Kathy and I went to see the movie "The Case for Christ" this afternoon. It was an excellent movie and well acted. I found myself being caught up in the emotion of it all.
In case you don't know, Lee Strobel is a famous Christian apologist who started out as an atheist. He has written many poplar apologetic books. This movie depicts his journey from atheism to faith. As an investigative journalist for The Chicago Tribune, he was a firm believer in following the facts wherever they led. When his wife becomes a Christian, he sets out to prove the resurrection of Jesus never happened by visiting and interviewing experts in many fields of study. Eventually he realizes that the evidence for the resurrection was strong and he could not disprove it, so he converts to Christianity himself.
I have read several of Strobel's books and used to watch a question and answer TV show he hosted. His story is intriguing, as are other stories like his, such as Josh McDowell's. There have been a number of atheists that have come to believe in the resurrection of Jesus after examining the evidence. But on the other hand, there have been a number of Christians that have become unbelievers upon more thoroughly investigating the evidence. I am one of those people as is Dan Barker, who was an evangelical preacher for 19 years before realizing that he really didn't believe what he was preaching.
So, how can that be? How can two people examine the exact same evidence and come to such radically different conclusions? It's a conundrum, but fascinating. Think about a trial where 12 people are listening to the evidence being presented about the guilt or innocence of an alleged criminal. Sometimes the evidence is overwhelming one way or the other and all 12 vote the same way. However, in other cases, the evidence is not quite so clear. There is some evidence that makes you think the person is guilty, but other evidence that makes you think the person is innocent.
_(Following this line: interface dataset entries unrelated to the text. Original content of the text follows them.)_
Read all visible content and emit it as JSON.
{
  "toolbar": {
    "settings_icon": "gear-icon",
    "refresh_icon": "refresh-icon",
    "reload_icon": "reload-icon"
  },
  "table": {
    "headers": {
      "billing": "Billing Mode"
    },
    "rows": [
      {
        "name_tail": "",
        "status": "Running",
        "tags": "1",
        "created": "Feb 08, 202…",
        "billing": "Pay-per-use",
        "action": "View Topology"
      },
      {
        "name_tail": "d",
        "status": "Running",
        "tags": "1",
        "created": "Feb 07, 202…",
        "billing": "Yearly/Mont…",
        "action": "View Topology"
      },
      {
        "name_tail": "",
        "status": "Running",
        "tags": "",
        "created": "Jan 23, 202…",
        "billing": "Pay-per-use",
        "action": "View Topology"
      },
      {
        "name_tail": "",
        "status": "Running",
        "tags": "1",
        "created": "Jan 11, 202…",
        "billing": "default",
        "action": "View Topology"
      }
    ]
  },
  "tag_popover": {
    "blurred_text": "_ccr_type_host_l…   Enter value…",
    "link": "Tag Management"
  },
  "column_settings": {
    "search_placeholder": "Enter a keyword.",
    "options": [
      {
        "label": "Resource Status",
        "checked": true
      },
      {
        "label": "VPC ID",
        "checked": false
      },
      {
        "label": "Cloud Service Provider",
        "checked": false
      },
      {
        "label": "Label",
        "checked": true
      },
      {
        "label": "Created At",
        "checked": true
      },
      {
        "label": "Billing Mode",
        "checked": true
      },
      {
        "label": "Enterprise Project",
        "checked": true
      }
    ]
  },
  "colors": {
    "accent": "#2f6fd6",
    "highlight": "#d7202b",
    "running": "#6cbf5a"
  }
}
So what makes a person come down on one side or the other? Well, I believe it has to do with how much evidence each individual requires in order to be convinced of something. Some people can be told that friendly space aliens are going to land in Central Park tomorrow to take willing Earthlings to a better planet, and they will be lined up waiting at midnight. Others could actually see aliens land and take people and still not believe it, thinking some sort of delusion had overtaken them.
There's many other factors that can affect someone's decision in the face of conflicting evidence. Past experiences, facial expressions of the witnesses while they were testifying, how often they have been lied to by supposedly trustworthy people, etc. So, getting 12 people to agree on the meaning of the evidence is actually quite a feat.
In my case, I'm hard-nosed. I want to have near ironclad evidence, especially when it concerns supernatural events such as a resurrection. But when I conducted my multi-year investigation of the Bible, I discovered that the evidence for the supernatural events reported in it, especially the resurrection of Jesus, didn't even come close to being ironclad. In fact, the more I studied, the more ironclad it became against the resurrection. But, it never became what I would call conclusive. And that's the problem. I recorded my thoughts concerning my studies in a book entitled, "God Is."
The Bible says that God does not want any to be lost. Yet, it also says that if you don't believe, you WILL be lost. If you had a child that was in danger and you knew exactly what that child needed to be saved from that danger, would you not do exactly what was required of you? So, if God knows what each of us needs to believe and be saved, why does he not provide that for each individual? Why leave some hanging with a lack of evidence? These are the questions I cannot answer, assuming there is really a loving, powerful God in control.